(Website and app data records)
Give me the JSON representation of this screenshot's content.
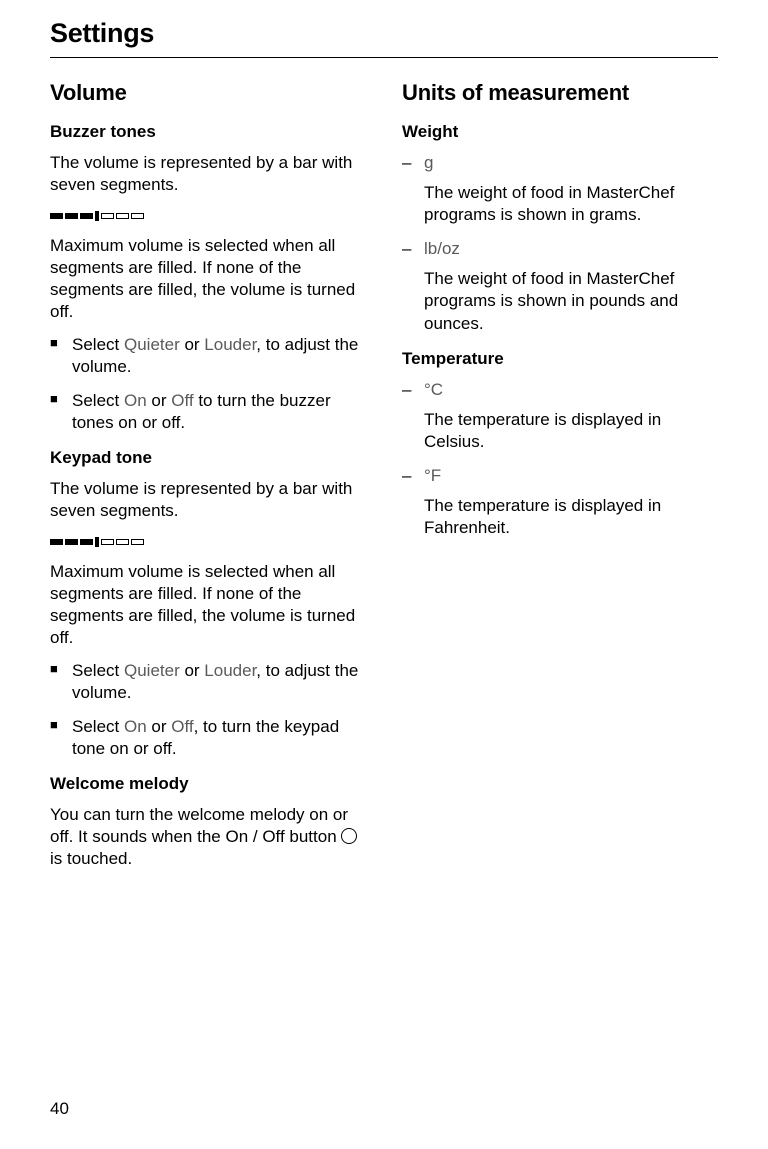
{
  "header": "Settings",
  "pageNumber": "40",
  "left": {
    "heading": "Volume",
    "buzzer": {
      "heading": "Buzzer tones",
      "intro": "The volume is represented by a bar with seven segments.",
      "maxNote": "Maximum volume is selected when all segments are filled. If none of the segments are filled, the volume is turned off.",
      "step1_a": "Select ",
      "step1_opt1": "Quieter",
      "step1_b": " or ",
      "step1_opt2": "Louder",
      "step1_c": ", to adjust the volume.",
      "step2_a": "Select ",
      "step2_opt1": "On",
      "step2_b": " or ",
      "step2_opt2": "Off",
      "step2_c": " to turn the buzzer tones on or off."
    },
    "keypad": {
      "heading": "Keypad tone",
      "intro": "The volume is represented by a bar with seven segments.",
      "maxNote": "Maximum volume is selected when all segments are filled. If none of the segments are filled, the volume is turned off.",
      "step1_a": "Select ",
      "step1_opt1": "Quieter",
      "step1_b": " or ",
      "step1_opt2": "Louder",
      "step1_c": ", to adjust the volume.",
      "step2_a": "Select ",
      "step2_opt1": "On",
      "step2_b": " or ",
      "step2_opt2": "Off",
      "step2_c": ", to turn the keypad tone on or off."
    },
    "welcome": {
      "heading": "Welcome melody",
      "text_a": "You can turn the welcome melody on or off. It sounds when the On / Off button ",
      "text_b": " is touched."
    }
  },
  "right": {
    "heading": "Units of measurement",
    "weight": {
      "heading": "Weight",
      "opt1_label": "g",
      "opt1_desc": "The weight of food in MasterChef programs is shown in grams.",
      "opt2_label": "lb/oz",
      "opt2_desc": "The weight of food in MasterChef programs is shown in pounds and ounces."
    },
    "temperature": {
      "heading": "Temperature",
      "opt1_label": "°C",
      "opt1_desc": "The temperature is displayed in Celsius.",
      "opt2_label": "°F",
      "opt2_desc": "The temperature is displayed in Fahrenheit."
    }
  }
}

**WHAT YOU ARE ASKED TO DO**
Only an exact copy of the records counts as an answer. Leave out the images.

**ANSWER SPACE**
Give me the JSON representation of this screenshot's content.
{
  "header": "Settings",
  "pageNumber": "40",
  "left": {
    "heading": "Volume",
    "buzzer": {
      "heading": "Buzzer tones",
      "intro": "The volume is represented by a bar with seven segments.",
      "maxNote": "Maximum volume is selected when all segments are filled. If none of the segments are filled, the volume is turned off.",
      "step1_a": "Select ",
      "step1_opt1": "Quieter",
      "step1_b": " or ",
      "step1_opt2": "Louder",
      "step1_c": ", to adjust the volume.",
      "step2_a": "Select ",
      "step2_opt1": "On",
      "step2_b": " or ",
      "step2_opt2": "Off",
      "step2_c": " to turn the buzzer tones on or off."
    },
    "keypad": {
      "heading": "Keypad tone",
      "intro": "The volume is represented by a bar with seven segments.",
      "maxNote": "Maximum volume is selected when all segments are filled. If none of the segments are filled, the volume is turned off.",
      "step1_a": "Select ",
      "step1_opt1": "Quieter",
      "step1_b": " or ",
      "step1_opt2": "Louder",
      "step1_c": ", to adjust the volume.",
      "step2_a": "Select ",
      "step2_opt1": "On",
      "step2_b": " or ",
      "step2_opt2": "Off",
      "step2_c": ", to turn the keypad tone on or off."
    },
    "welcome": {
      "heading": "Welcome melody",
      "text_a": "You can turn the welcome melody on or off. It sounds when the On / Off button ",
      "text_b": " is touched."
    }
  },
  "right": {
    "heading": "Units of measurement",
    "weight": {
      "heading": "Weight",
      "opt1_label": "g",
      "opt1_desc": "The weight of food in MasterChef programs is shown in grams.",
      "opt2_label": "lb/oz",
      "opt2_desc": "The weight of food in MasterChef programs is shown in pounds and ounces."
    },
    "temperature": {
      "heading": "Temperature",
      "opt1_label": "°C",
      "opt1_desc": "The temperature is displayed in Celsius.",
      "opt2_label": "°F",
      "opt2_desc": "The temperature is displayed in Fahrenheit."
    }
  }
}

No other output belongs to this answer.